This post will cover the current state of authorship, some best practices for optimizing your Google authorship, and what we can – presumably – expect in the future.

Google+ Profile PR and the Elusive Author Rank

Google authorship is an example of Google’s attempt to shift algorithmic influence away from keyword strings to “things” (i.e., web content authors), as Matt Cutts recently stated.

And along with this are some interesting consequences. By attributing authority to authors via Google+ profiles, Google has found a way to attribute authority to an entity on the web who doesn’t have to be directly connected to a single domain (other than Google+), or site authority.

What this means for ranking in the SERPs is that a piece of content tagged with the correct Google authorship markup can have influence on rankings, independent of the authority of the site. In theory, then, as we can’t confirm Author Rank yet, an authoritative author’s article on a low authority site can still have significant authoritative value and rank well in SERPs.

How can you optimize the use of Google authorship?

1. Implement Authorship Correctly

Link Your Google Profile to Your Content

Start by checking to see if you’ve properly implemented your authorship tag. You can easily verify this with the Webmaster Tools Structured Data testing tool.

If you haven’t done so already, you can verify your authorship with an email address connected to the domain you author on.

If you contribute on multiple sites, you must include a link to your Google+ page with the rel=”author” tag and, then, include a link to the site in the “Contributor” section of your profile.

Google also recently shared seven tips on using Google authorship.

2. Become a Subject Authority

The obvious next step would be to start publishing articles. But, of course, there are some caveats to this step. It’s important to pick a niche subject to write about and stick to it – become a subject authority.

Just as ranking factors shift, so do the methods of manipulation, and it seems that it will become an increasingly targeted spam factor if particular authors appear spammy – commenting and participating in all subject matters, guest posting on topics that are a far and few in-between would all appear unfavorable. So stick to what you know and do it well.

The second and equally important part of becoming a subject authority is to engage on Google+ with other authors.

It isn’t enough to have well-known authors in your circles (and vice versa), it is important to engage on Google+ with authors and in related groups. It matters who and where links to your profile page come from.

This can mean that other Google authors link back to your profile page on Google+ or a link to your profile comes from a high PR site (presumably where you’ve guest posted).

3. Google+ Optimization

In addition to making sure that all of the site you contribute to are included, Kristi Hines’ post, “SEO for Google+ Profiles, Pages, Local, Communities & Updates“, offers a good guide on optimizing for Google+.

Another important profile attribute is the profile picture. While we won’t get as detailed as some others have about the perfect profile image, it most certainly is an important consideration. With SERP real estate featuring more authorship snippets, a good image can provide some good value to a search result.

Some Foreseeable Predictions

While we can expect to see some more concrete results in the future – maybe one day we will hear the official word on Author Rank – there are some glaring bits and pieces that have made Google authorship a factor that should be monitored closely.

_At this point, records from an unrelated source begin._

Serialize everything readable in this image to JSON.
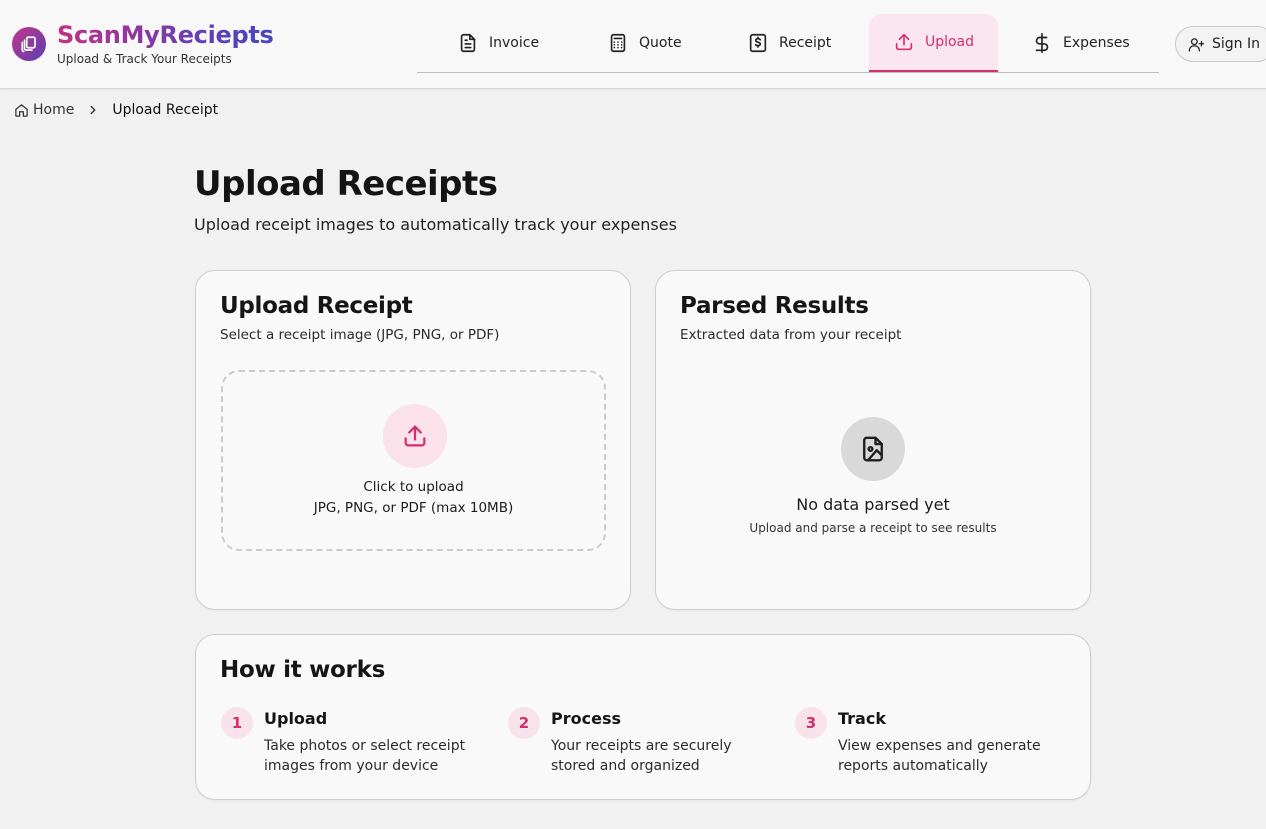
{
  "brand": {
    "name": "ScanMyReciepts",
    "tagline": "Upload & Track Your Receipts"
  },
  "nav": {
    "items": [
      {
        "label": "Invoice",
        "icon": "document-icon"
      },
      {
        "label": "Quote",
        "icon": "calculator-icon"
      },
      {
        "label": "Receipt",
        "icon": "dollar-receipt-icon"
      },
      {
        "label": "Upload",
        "icon": "upload-icon",
        "active": true
      },
      {
        "label": "Expenses",
        "icon": "dollar-icon"
      }
    ],
    "sign_in": "Sign In"
  },
  "breadcrumb": {
    "home": "Home",
    "current": "Upload Receipt"
  },
  "page": {
    "title": "Upload Receipts",
    "subtitle": "Upload receipt images to automatically track your expenses"
  },
  "upload_card": {
    "title": "Upload Receipt",
    "subtitle": "Select a receipt image (JPG, PNG, or PDF)",
    "drop_line1": "Click to upload",
    "drop_line2": "JPG, PNG, or PDF (max 10MB)"
  },
  "results_card": {
    "title": "Parsed Results",
    "subtitle": "Extracted data from your receipt",
    "empty_title": "No data parsed yet",
    "empty_subtitle": "Upload and parse a receipt to see results"
  },
  "how_it_works": {
    "title": "How it works",
    "steps": [
      {
        "num": "1",
        "title": "Upload",
        "desc": "Take photos or select receipt images from your device"
      },
      {
        "num": "2",
        "title": "Process",
        "desc": "Your receipts are securely stored and organized"
      },
      {
        "num": "3",
        "title": "Track",
        "desc": "View expenses and generate reports automatically"
      }
    ]
  },
  "colors": {
    "accent": "#d0306f",
    "accent_soft": "#fae1ea",
    "brand_purple": "#5e40b8"
  }
}
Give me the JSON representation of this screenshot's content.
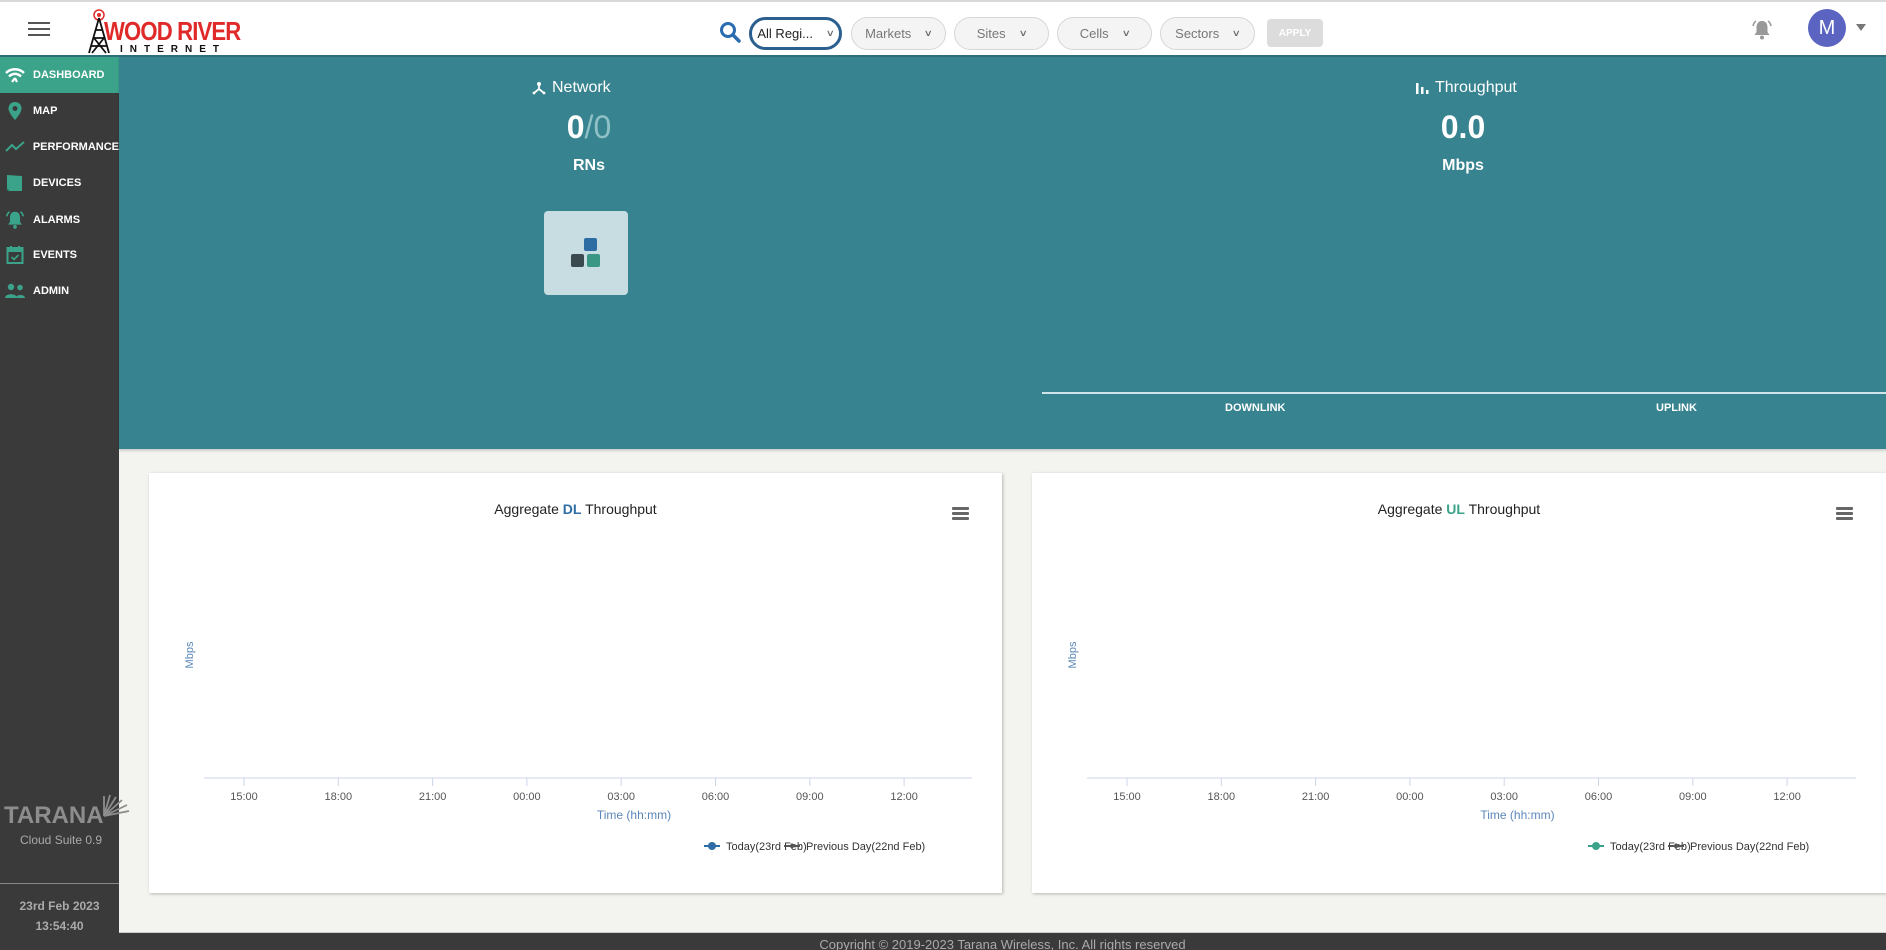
{
  "topbar": {
    "logo_title": "WOOD RIVER",
    "logo_sub": "INTERNET",
    "filters": [
      {
        "label": "All Regi...",
        "active": true
      },
      {
        "label": "Markets",
        "active": false
      },
      {
        "label": "Sites",
        "active": false
      },
      {
        "label": "Cells",
        "active": false
      },
      {
        "label": "Sectors",
        "active": false
      }
    ],
    "apply_label": "APPLY",
    "avatar_initial": "M"
  },
  "sidebar": {
    "items": [
      {
        "label": "DASHBOARD",
        "icon": "wifi-icon",
        "active": true
      },
      {
        "label": "MAP",
        "icon": "map-pin-icon",
        "active": false
      },
      {
        "label": "PERFORMANCE",
        "icon": "trend-line-icon",
        "active": false
      },
      {
        "label": "DEVICES",
        "icon": "device-icon",
        "active": false
      },
      {
        "label": "ALARMS",
        "icon": "alarm-bell-icon",
        "active": false
      },
      {
        "label": "EVENTS",
        "icon": "calendar-check-icon",
        "active": false
      },
      {
        "label": "ADMIN",
        "icon": "users-icon",
        "active": false
      }
    ],
    "brand": "TARANA",
    "version": "Cloud Suite 0.9",
    "date": "23rd Feb 2023",
    "time": "13:54:40"
  },
  "summary": {
    "network": {
      "title": "Network",
      "up": "0",
      "total": "/0",
      "unit": "RNs"
    },
    "throughput": {
      "title": "Throughput",
      "value": "0.0",
      "unit": "Mbps",
      "tabs": [
        "DOWNLINK",
        "UPLINK"
      ]
    }
  },
  "chart_data": [
    {
      "type": "line",
      "title_prefix": "Aggregate ",
      "title_highlight": "DL",
      "title_suffix": " Throughput",
      "highlight_color": "#2e6da4",
      "xlabel": "Time (hh:mm)",
      "ylabel": "Mbps",
      "x_ticks": [
        "15:00",
        "18:00",
        "21:00",
        "00:00",
        "03:00",
        "06:00",
        "09:00",
        "12:00"
      ],
      "series": [
        {
          "name": "Today(23rd Feb)",
          "color": "#2e6da4",
          "values": []
        },
        {
          "name": "Previous Day(22nd Feb)",
          "color": "#555555",
          "values": []
        }
      ],
      "grid": false,
      "legend": "bottom-right"
    },
    {
      "type": "line",
      "title_prefix": "Aggregate ",
      "title_highlight": "UL",
      "title_suffix": " Throughput",
      "highlight_color": "#3aa389",
      "xlabel": "Time (hh:mm)",
      "ylabel": "Mbps",
      "x_ticks": [
        "15:00",
        "18:00",
        "21:00",
        "00:00",
        "03:00",
        "06:00",
        "09:00",
        "12:00"
      ],
      "series": [
        {
          "name": "Today(23rd Feb)",
          "color": "#3aa389",
          "values": []
        },
        {
          "name": "Previous Day(22nd Feb)",
          "color": "#555555",
          "values": []
        }
      ],
      "grid": false,
      "legend": "bottom-right"
    }
  ],
  "footer": {
    "copyright": "Copyright © 2019-2023 Tarana Wireless, Inc. All rights reserved"
  }
}
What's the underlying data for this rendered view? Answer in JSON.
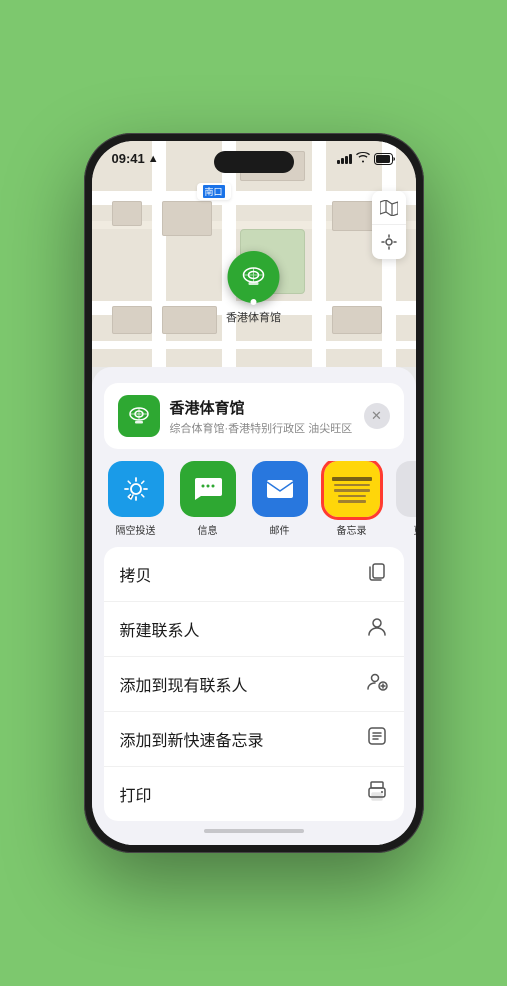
{
  "status": {
    "time": "09:41",
    "location_arrow": "▲"
  },
  "map": {
    "label_text": "南口",
    "map_icon": "🗺",
    "location_icon": "📍"
  },
  "place": {
    "name": "香港体育馆",
    "description": "综合体育馆·香港特别行政区 油尖旺区",
    "close_icon": "✕"
  },
  "apps": [
    {
      "id": "airdrop",
      "label": "隔空投送",
      "type": "airdrop"
    },
    {
      "id": "messages",
      "label": "信息",
      "type": "messages"
    },
    {
      "id": "mail",
      "label": "邮件",
      "type": "mail"
    },
    {
      "id": "notes",
      "label": "备忘录",
      "type": "notes",
      "selected": true
    },
    {
      "id": "more",
      "label": "更多",
      "type": "more"
    }
  ],
  "actions": [
    {
      "id": "copy",
      "label": "拷贝",
      "icon": "copy"
    },
    {
      "id": "new-contact",
      "label": "新建联系人",
      "icon": "person"
    },
    {
      "id": "add-contact",
      "label": "添加到现有联系人",
      "icon": "person-add"
    },
    {
      "id": "quick-note",
      "label": "添加到新快速备忘录",
      "icon": "note"
    },
    {
      "id": "print",
      "label": "打印",
      "icon": "print"
    }
  ],
  "icons": {
    "copy": "⊡",
    "person": "👤",
    "person_add": "👤",
    "note": "📝",
    "print": "🖨"
  }
}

Google authorship is a testament to the influence of social signals on web content. And it is no surprise that Google+ has, in high magnitudes, more weight than Facebook or Twitter as a social signal.

While it’s difficult to accurately identify concrete figures or information, we are finding anecdotal evidence in the SEO community (as many of the articles linked in this post indicate) that Google authorship is affecting how content is ranking in SERPs.

There’s no doubt that attributing the authorship snippet to your content will have a positive affect on rankings, visibility, and click-through rate. If this evidence becomes more conclusive in the future, we could see content with the author tag ranking better than anonymous content.

Cristian Oana of nvi, an iProspect company, contributed to this post.

Related reading

SEO writing guide From keyword to content brief
Three fundamental factors in the production of link-building content
How to conduct a branded search audit
How to write SEO-friendly alt text for your images